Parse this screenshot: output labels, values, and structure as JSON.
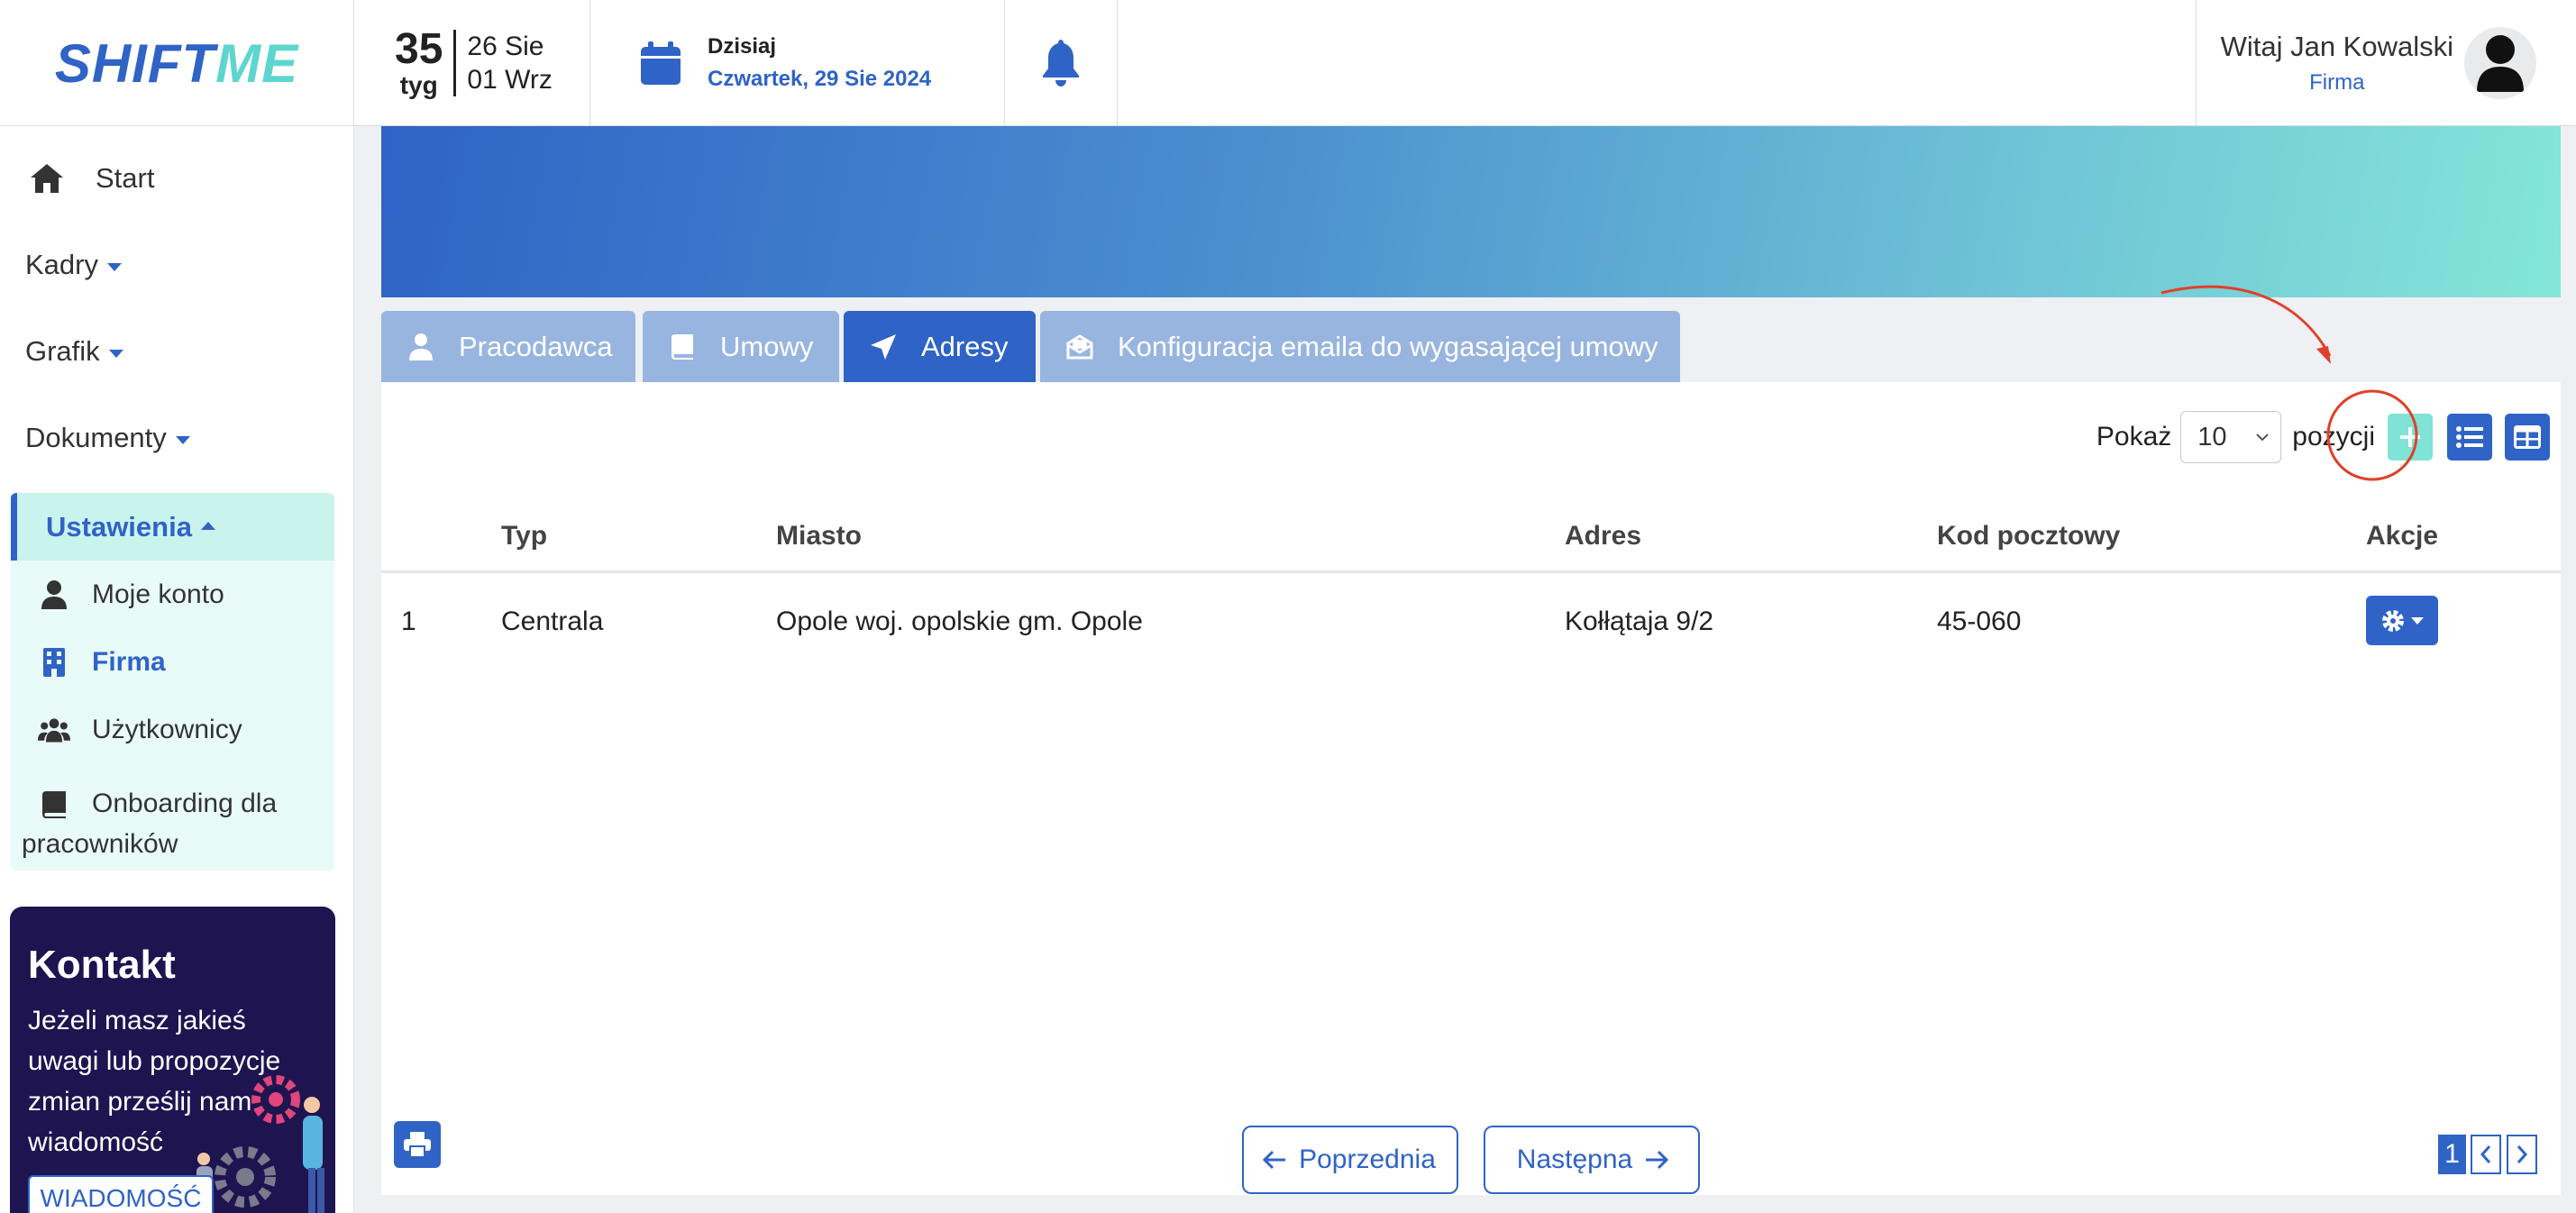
{
  "header": {
    "logo_part1": "SHIFT",
    "logo_part2": "ME",
    "week_number": "35",
    "week_label": "tyg",
    "week_start": "26 Sie",
    "week_end": "01 Wrz",
    "today_label": "Dzisiaj",
    "today_date": "Czwartek, 29 Sie 2024",
    "greeting": "Witaj Jan Kowalski",
    "company_label": "Firma"
  },
  "sidebar": {
    "items": [
      {
        "label": "Start",
        "icon": "home-icon"
      },
      {
        "label": "Kadry"
      },
      {
        "label": "Grafik"
      },
      {
        "label": "Dokumenty"
      }
    ],
    "settings": {
      "label": "Ustawienia",
      "sub_items": [
        {
          "label": "Moje konto",
          "icon": "user-icon"
        },
        {
          "label": "Firma",
          "icon": "building-icon"
        },
        {
          "label": "Użytkownicy",
          "icon": "users-icon"
        },
        {
          "label_line1": "Onboarding dla",
          "label_line2": "pracowników",
          "icon": "book-icon"
        }
      ]
    },
    "contact": {
      "title": "Kontakt",
      "text": "Jeżeli masz jakieś uwagi lub propozycje zmian prześlij nam wiadomość",
      "button": "WIADOMOŚĆ"
    }
  },
  "tabs": [
    {
      "label": "Pracodawca",
      "icon": "person-icon"
    },
    {
      "label": "Umowy",
      "icon": "book-icon"
    },
    {
      "label": "Adresy",
      "icon": "location-arrow-icon",
      "active": true
    },
    {
      "label": "Konfiguracja emaila do wygasającej umowy",
      "icon": "envelope-open-icon"
    }
  ],
  "toolbar": {
    "show_label": "Pokaż",
    "page_size": "10",
    "positions_label": "pozycji"
  },
  "table": {
    "columns": [
      "",
      "Typ",
      "Miasto",
      "Adres",
      "Kod pocztowy",
      "Akcje"
    ],
    "rows": [
      {
        "num": "1",
        "type": "Centrala",
        "city": "Opole woj. opolskie gm. Opole",
        "address": "Kołłątaja 9/2",
        "postal": "45-060"
      }
    ]
  },
  "pagination": {
    "prev": "Poprzednia",
    "next": "Następna",
    "current_page": "1"
  },
  "colors": {
    "primary": "#2f63c6",
    "accent": "#7fe3d6",
    "annotation": "#e0402a"
  }
}
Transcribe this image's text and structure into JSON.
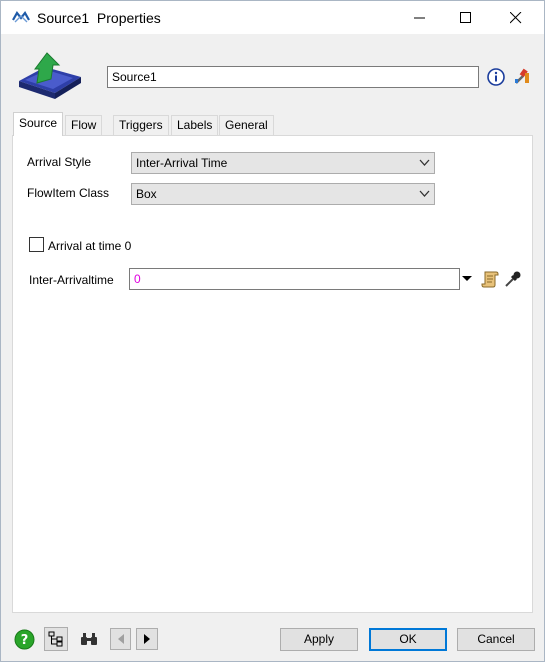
{
  "window": {
    "title": "Source1  Properties",
    "controls": {
      "minimize": "minimize-icon",
      "maximize": "maximize-icon",
      "close": "close-icon"
    }
  },
  "header": {
    "object_name": "Source1",
    "object_icon": "source-object-icon",
    "info_icon": "info-icon",
    "tools_icon": "tools-icon"
  },
  "tabs": [
    {
      "label": "Source",
      "active": true
    },
    {
      "label": "Flow",
      "active": false
    },
    {
      "label": "Triggers",
      "active": false
    },
    {
      "label": "Labels",
      "active": false
    },
    {
      "label": "General",
      "active": false
    }
  ],
  "source_tab": {
    "arrival_style": {
      "label": "Arrival Style",
      "value": "Inter-Arrival Time"
    },
    "flowitem_class": {
      "label": "FlowItem Class",
      "value": "Box"
    },
    "arrival_at_time_zero": {
      "label": "Arrival at time 0",
      "checked": false
    },
    "inter_arrival_time": {
      "label": "Inter-Arrivaltime",
      "value": "0"
    }
  },
  "footer": {
    "help_icon": "help-icon",
    "tree_icon": "tree-view-icon",
    "find_icon": "binoculars-icon",
    "apply_label": "Apply",
    "ok_label": "OK",
    "cancel_label": "Cancel"
  },
  "colors": {
    "accent": "#0078d7",
    "value_text": "#e000e0",
    "help_green": "#2aa52a"
  }
}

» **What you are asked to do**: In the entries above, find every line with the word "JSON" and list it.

» **Solution to the exercise**:
Parse this screenshot: output labels, values, and structure as JSON.
Transcribe this image's text and structure into JSON.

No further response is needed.